**THE TASK**
Give back the records that follow exactly, images excluded.

Excerpts from an interface dataset
■ ■ ■ ■
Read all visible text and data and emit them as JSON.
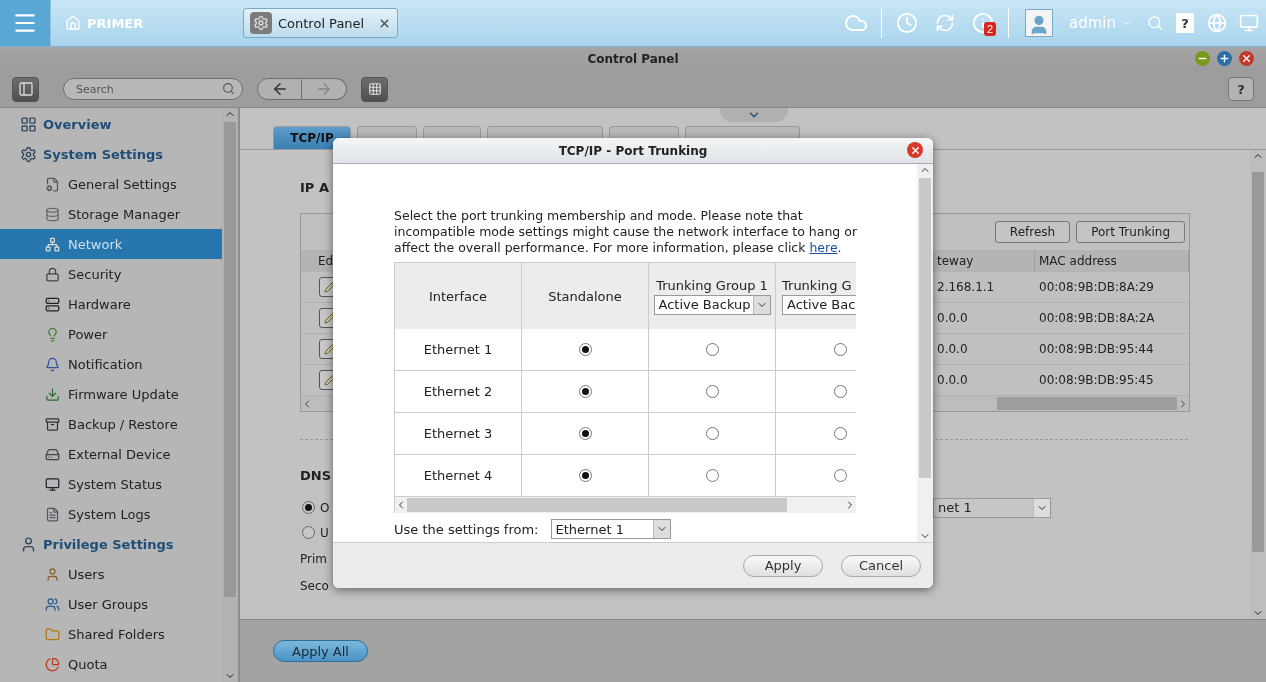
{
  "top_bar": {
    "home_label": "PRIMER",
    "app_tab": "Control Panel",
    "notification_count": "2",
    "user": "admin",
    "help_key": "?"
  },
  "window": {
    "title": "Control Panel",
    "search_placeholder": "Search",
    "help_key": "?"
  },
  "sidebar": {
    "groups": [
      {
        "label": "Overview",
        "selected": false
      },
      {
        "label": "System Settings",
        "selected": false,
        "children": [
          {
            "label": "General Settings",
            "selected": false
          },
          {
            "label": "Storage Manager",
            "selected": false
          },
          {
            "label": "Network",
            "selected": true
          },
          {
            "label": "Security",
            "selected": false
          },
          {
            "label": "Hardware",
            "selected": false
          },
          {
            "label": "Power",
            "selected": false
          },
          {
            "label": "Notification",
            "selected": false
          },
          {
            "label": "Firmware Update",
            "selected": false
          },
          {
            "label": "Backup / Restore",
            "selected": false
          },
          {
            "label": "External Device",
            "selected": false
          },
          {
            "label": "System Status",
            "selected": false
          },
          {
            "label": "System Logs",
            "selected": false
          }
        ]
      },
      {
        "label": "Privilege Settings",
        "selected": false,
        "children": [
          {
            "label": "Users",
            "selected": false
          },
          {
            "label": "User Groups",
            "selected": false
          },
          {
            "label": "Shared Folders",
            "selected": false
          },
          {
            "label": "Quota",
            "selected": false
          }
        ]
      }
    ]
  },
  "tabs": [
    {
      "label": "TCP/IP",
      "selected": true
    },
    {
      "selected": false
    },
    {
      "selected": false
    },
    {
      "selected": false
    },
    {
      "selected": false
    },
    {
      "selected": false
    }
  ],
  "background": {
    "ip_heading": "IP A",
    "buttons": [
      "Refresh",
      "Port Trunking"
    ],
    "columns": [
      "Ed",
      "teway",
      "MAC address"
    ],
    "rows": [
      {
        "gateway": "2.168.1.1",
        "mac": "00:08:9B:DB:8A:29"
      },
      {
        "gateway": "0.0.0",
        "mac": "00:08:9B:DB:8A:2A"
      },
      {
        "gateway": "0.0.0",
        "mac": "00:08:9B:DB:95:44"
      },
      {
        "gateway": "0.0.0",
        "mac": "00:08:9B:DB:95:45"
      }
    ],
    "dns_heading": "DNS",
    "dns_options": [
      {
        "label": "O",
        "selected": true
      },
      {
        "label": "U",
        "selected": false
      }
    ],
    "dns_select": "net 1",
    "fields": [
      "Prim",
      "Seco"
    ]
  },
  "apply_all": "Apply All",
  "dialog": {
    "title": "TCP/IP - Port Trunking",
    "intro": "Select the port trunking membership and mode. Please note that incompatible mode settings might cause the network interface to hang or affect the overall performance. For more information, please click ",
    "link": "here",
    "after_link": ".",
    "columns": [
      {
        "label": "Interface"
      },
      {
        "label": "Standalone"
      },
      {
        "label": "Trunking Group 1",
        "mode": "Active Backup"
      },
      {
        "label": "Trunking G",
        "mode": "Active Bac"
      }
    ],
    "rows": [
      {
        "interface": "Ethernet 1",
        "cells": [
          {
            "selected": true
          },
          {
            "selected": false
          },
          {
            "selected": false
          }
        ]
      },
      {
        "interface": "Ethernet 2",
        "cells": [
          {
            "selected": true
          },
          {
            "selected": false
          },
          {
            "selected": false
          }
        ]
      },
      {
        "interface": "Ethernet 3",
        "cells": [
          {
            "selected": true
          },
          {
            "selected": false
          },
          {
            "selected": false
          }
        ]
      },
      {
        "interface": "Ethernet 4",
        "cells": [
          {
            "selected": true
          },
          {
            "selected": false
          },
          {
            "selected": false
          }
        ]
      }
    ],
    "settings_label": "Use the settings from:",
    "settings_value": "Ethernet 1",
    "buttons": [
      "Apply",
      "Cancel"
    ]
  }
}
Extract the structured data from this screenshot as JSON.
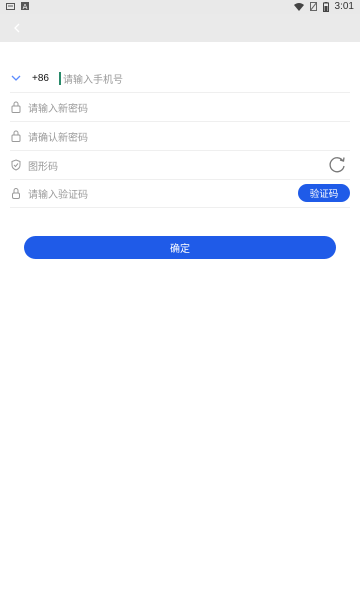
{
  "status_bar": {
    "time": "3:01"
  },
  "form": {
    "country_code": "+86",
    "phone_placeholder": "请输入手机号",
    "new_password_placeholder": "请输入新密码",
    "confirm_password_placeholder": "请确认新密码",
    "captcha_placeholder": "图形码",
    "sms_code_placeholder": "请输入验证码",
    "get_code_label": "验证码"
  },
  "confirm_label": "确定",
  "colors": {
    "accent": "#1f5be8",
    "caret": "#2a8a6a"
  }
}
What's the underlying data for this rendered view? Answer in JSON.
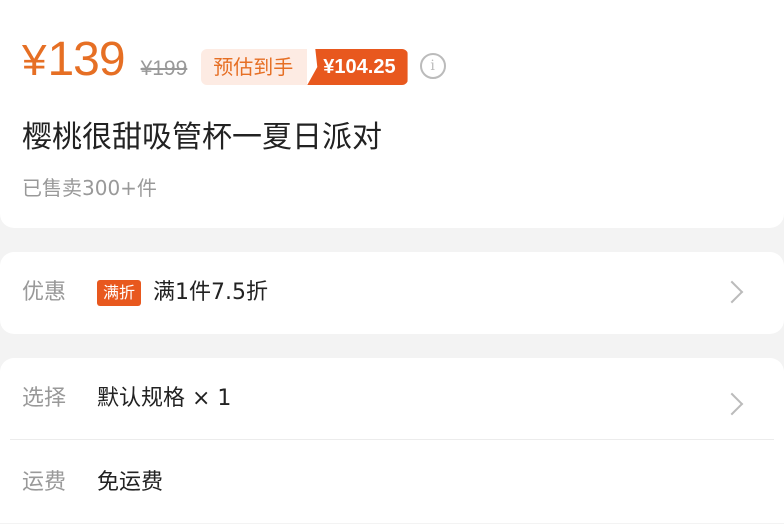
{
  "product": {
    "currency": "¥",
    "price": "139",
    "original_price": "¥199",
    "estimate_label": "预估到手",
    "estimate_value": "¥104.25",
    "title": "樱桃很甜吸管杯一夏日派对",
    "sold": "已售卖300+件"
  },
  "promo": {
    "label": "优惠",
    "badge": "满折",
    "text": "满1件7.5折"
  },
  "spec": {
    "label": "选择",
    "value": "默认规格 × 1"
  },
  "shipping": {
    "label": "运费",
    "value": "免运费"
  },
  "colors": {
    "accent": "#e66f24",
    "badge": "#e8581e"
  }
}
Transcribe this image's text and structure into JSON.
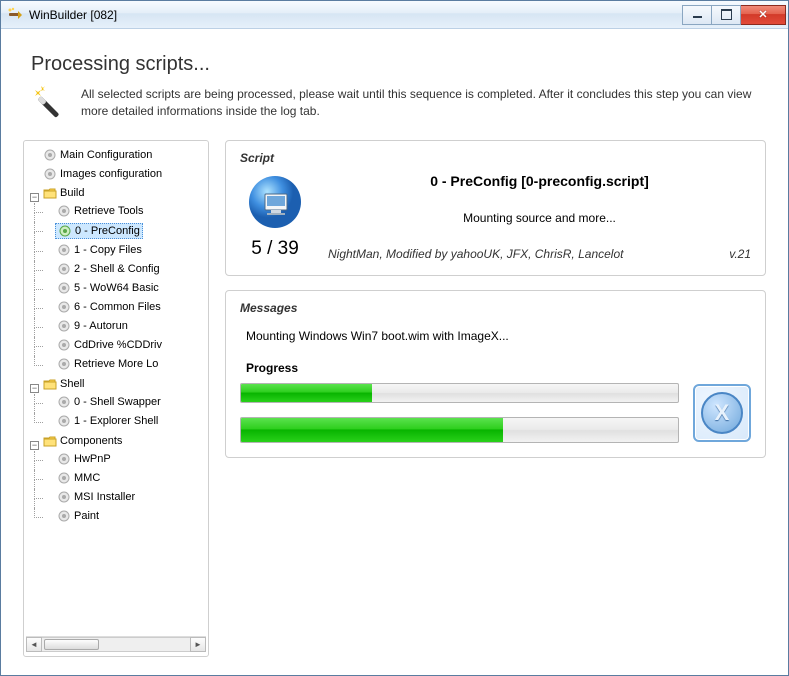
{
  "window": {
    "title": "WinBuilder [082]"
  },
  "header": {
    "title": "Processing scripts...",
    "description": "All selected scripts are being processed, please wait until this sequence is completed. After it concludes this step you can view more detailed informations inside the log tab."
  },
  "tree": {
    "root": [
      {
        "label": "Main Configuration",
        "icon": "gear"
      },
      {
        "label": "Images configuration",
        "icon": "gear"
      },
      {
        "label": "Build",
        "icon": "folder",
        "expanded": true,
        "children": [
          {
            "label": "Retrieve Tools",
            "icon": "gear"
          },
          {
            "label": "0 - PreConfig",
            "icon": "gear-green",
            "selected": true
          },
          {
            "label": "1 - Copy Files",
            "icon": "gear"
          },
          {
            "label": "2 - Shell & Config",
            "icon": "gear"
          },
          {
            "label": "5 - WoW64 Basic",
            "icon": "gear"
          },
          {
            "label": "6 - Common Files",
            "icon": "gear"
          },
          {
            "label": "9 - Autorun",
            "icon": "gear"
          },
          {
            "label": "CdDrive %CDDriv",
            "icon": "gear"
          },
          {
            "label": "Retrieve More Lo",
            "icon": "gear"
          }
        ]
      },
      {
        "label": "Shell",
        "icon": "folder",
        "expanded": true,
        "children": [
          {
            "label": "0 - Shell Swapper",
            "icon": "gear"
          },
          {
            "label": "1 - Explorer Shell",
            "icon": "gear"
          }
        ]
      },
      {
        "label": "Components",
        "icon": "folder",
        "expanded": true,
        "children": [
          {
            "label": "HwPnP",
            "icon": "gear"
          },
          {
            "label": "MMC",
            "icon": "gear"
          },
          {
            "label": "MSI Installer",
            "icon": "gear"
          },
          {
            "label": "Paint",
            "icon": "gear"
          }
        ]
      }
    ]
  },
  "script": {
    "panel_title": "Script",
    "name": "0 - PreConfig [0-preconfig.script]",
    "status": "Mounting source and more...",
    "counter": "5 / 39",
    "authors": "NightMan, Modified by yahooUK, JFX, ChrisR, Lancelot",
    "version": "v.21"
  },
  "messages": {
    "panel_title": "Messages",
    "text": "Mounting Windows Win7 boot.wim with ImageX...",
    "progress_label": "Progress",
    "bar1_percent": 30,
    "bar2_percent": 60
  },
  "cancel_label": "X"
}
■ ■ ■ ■
**ANSWER FOR THIS EXERCISE**
Read all visible text and data and emit them as JSON.
{
  "top_bar": {
    "home_label": "PRIMER",
    "app_tab": "Control Panel",
    "notification_count": "2",
    "user": "admin",
    "help_key": "?"
  },
  "window": {
    "title": "Control Panel",
    "search_placeholder": "Search",
    "help_key": "?"
  },
  "sidebar": {
    "groups": [
      {
        "label": "Overview",
        "selected": false
      },
      {
        "label": "System Settings",
        "selected": false,
        "children": [
          {
            "label": "General Settings",
            "selected": false
          },
          {
            "label": "Storage Manager",
            "selected": false
          },
          {
            "label": "Network",
            "selected": true
          },
          {
            "label": "Security",
            "selected": false
          },
          {
            "label": "Hardware",
            "selected": false
          },
          {
            "label": "Power",
            "selected": false
          },
          {
            "label": "Notification",
            "selected": false
          },
          {
            "label": "Firmware Update",
            "selected": false
          },
          {
            "label": "Backup / Restore",
            "selected": false
          },
          {
            "label": "External Device",
            "selected": false
          },
          {
            "label": "System Status",
            "selected": false
          },
          {
            "label": "System Logs",
            "selected": false
          }
        ]
      },
      {
        "label": "Privilege Settings",
        "selected": false,
        "children": [
          {
            "label": "Users",
            "selected": false
          },
          {
            "label": "User Groups",
            "selected": false
          },
          {
            "label": "Shared Folders",
            "selected": false
          },
          {
            "label": "Quota",
            "selected": false
          }
        ]
      }
    ]
  },
  "tabs": [
    {
      "label": "TCP/IP",
      "selected": true
    },
    {
      "selected": false
    },
    {
      "selected": false
    },
    {
      "selected": false
    },
    {
      "selected": false
    },
    {
      "selected": false
    }
  ],
  "background": {
    "ip_heading": "IP A",
    "buttons": [
      "Refresh",
      "Port Trunking"
    ],
    "columns": [
      "Ed",
      "teway",
      "MAC address"
    ],
    "rows": [
      {
        "gateway": "2.168.1.1",
        "mac": "00:08:9B:DB:8A:29"
      },
      {
        "gateway": "0.0.0",
        "mac": "00:08:9B:DB:8A:2A"
      },
      {
        "gateway": "0.0.0",
        "mac": "00:08:9B:DB:95:44"
      },
      {
        "gateway": "0.0.0",
        "mac": "00:08:9B:DB:95:45"
      }
    ],
    "dns_heading": "DNS",
    "dns_options": [
      {
        "label": "O",
        "selected": true
      },
      {
        "label": "U",
        "selected": false
      }
    ],
    "dns_select": "net 1",
    "fields": [
      "Prim",
      "Seco"
    ]
  },
  "apply_all": "Apply All",
  "dialog": {
    "title": "TCP/IP - Port Trunking",
    "intro": "Select the port trunking membership and mode. Please note that incompatible mode settings might cause the network interface to hang or affect the overall performance. For more information, please click ",
    "link": "here",
    "after_link": ".",
    "columns": [
      {
        "label": "Interface"
      },
      {
        "label": "Standalone"
      },
      {
        "label": "Trunking Group 1",
        "mode": "Active Backup"
      },
      {
        "label": "Trunking G",
        "mode": "Active Bac"
      }
    ],
    "rows": [
      {
        "interface": "Ethernet 1",
        "cells": [
          {
            "selected": true
          },
          {
            "selected": false
          },
          {
            "selected": false
          }
        ]
      },
      {
        "interface": "Ethernet 2",
        "cells": [
          {
            "selected": true
          },
          {
            "selected": false
          },
          {
            "selected": false
          }
        ]
      },
      {
        "interface": "Ethernet 3",
        "cells": [
          {
            "selected": true
          },
          {
            "selected": false
          },
          {
            "selected": false
          }
        ]
      },
      {
        "interface": "Ethernet 4",
        "cells": [
          {
            "selected": true
          },
          {
            "selected": false
          },
          {
            "selected": false
          }
        ]
      }
    ],
    "settings_label": "Use the settings from:",
    "settings_value": "Ethernet 1",
    "buttons": [
      "Apply",
      "Cancel"
    ]
  }
}
Extract the structured data from this screenshot as JSON.
{
  "status_bar": {
    "time": "3:01"
  },
  "form": {
    "country_code": "+86",
    "phone_placeholder": "请输入手机号",
    "new_password_placeholder": "请输入新密码",
    "confirm_password_placeholder": "请确认新密码",
    "captcha_placeholder": "图形码",
    "sms_code_placeholder": "请输入验证码",
    "get_code_label": "验证码"
  },
  "confirm_label": "确定",
  "colors": {
    "accent": "#1f5be8",
    "caret": "#2a8a6a"
  }
}
What's the underlying data for this rendered view? Answer in JSON.
{
  "product": {
    "currency": "¥",
    "price": "139",
    "original_price": "¥199",
    "estimate_label": "预估到手",
    "estimate_value": "¥104.25",
    "title": "樱桃很甜吸管杯一夏日派对",
    "sold": "已售卖300+件"
  },
  "promo": {
    "label": "优惠",
    "badge": "满折",
    "text": "满1件7.5折"
  },
  "spec": {
    "label": "选择",
    "value": "默认规格 × 1"
  },
  "shipping": {
    "label": "运费",
    "value": "免运费"
  },
  "colors": {
    "accent": "#e66f24",
    "badge": "#e8581e"
  }
}
Transcribe this image's text and structure into JSON.
{
  "window": {
    "title": "WinBuilder [082]"
  },
  "header": {
    "title": "Processing scripts...",
    "description": "All selected scripts are being processed, please wait until this sequence is completed. After it concludes this step you can view more detailed informations inside the log tab."
  },
  "tree": {
    "root": [
      {
        "label": "Main Configuration",
        "icon": "gear"
      },
      {
        "label": "Images configuration",
        "icon": "gear"
      },
      {
        "label": "Build",
        "icon": "folder",
        "expanded": true,
        "children": [
          {
            "label": "Retrieve Tools",
            "icon": "gear"
          },
          {
            "label": "0 - PreConfig",
            "icon": "gear-green",
            "selected": true
          },
          {
            "label": "1 - Copy Files",
            "icon": "gear"
          },
          {
            "label": "2 - Shell & Config",
            "icon": "gear"
          },
          {
            "label": "5 - WoW64 Basic",
            "icon": "gear"
          },
          {
            "label": "6 - Common Files",
            "icon": "gear"
          },
          {
            "label": "9 - Autorun",
            "icon": "gear"
          },
          {
            "label": "CdDrive %CDDriv",
            "icon": "gear"
          },
          {
            "label": "Retrieve More Lo",
            "icon": "gear"
          }
        ]
      },
      {
        "label": "Shell",
        "icon": "folder",
        "expanded": true,
        "children": [
          {
            "label": "0 - Shell Swapper",
            "icon": "gear"
          },
          {
            "label": "1 - Explorer Shell",
            "icon": "gear"
          }
        ]
      },
      {
        "label": "Components",
        "icon": "folder",
        "expanded": true,
        "children": [
          {
            "label": "HwPnP",
            "icon": "gear"
          },
          {
            "label": "MMC",
            "icon": "gear"
          },
          {
            "label": "MSI Installer",
            "icon": "gear"
          },
          {
            "label": "Paint",
            "icon": "gear"
          }
        ]
      }
    ]
  },
  "script": {
    "panel_title": "Script",
    "name": "0 - PreConfig [0-preconfig.script]",
    "status": "Mounting source and more...",
    "counter": "5 / 39",
    "authors": "NightMan, Modified by yahooUK, JFX, ChrisR, Lancelot",
    "version": "v.21"
  },
  "messages": {
    "panel_title": "Messages",
    "text": "Mounting Windows Win7 boot.wim with ImageX...",
    "progress_label": "Progress",
    "bar1_percent": 30,
    "bar2_percent": 60
  },
  "cancel_label": "X"
}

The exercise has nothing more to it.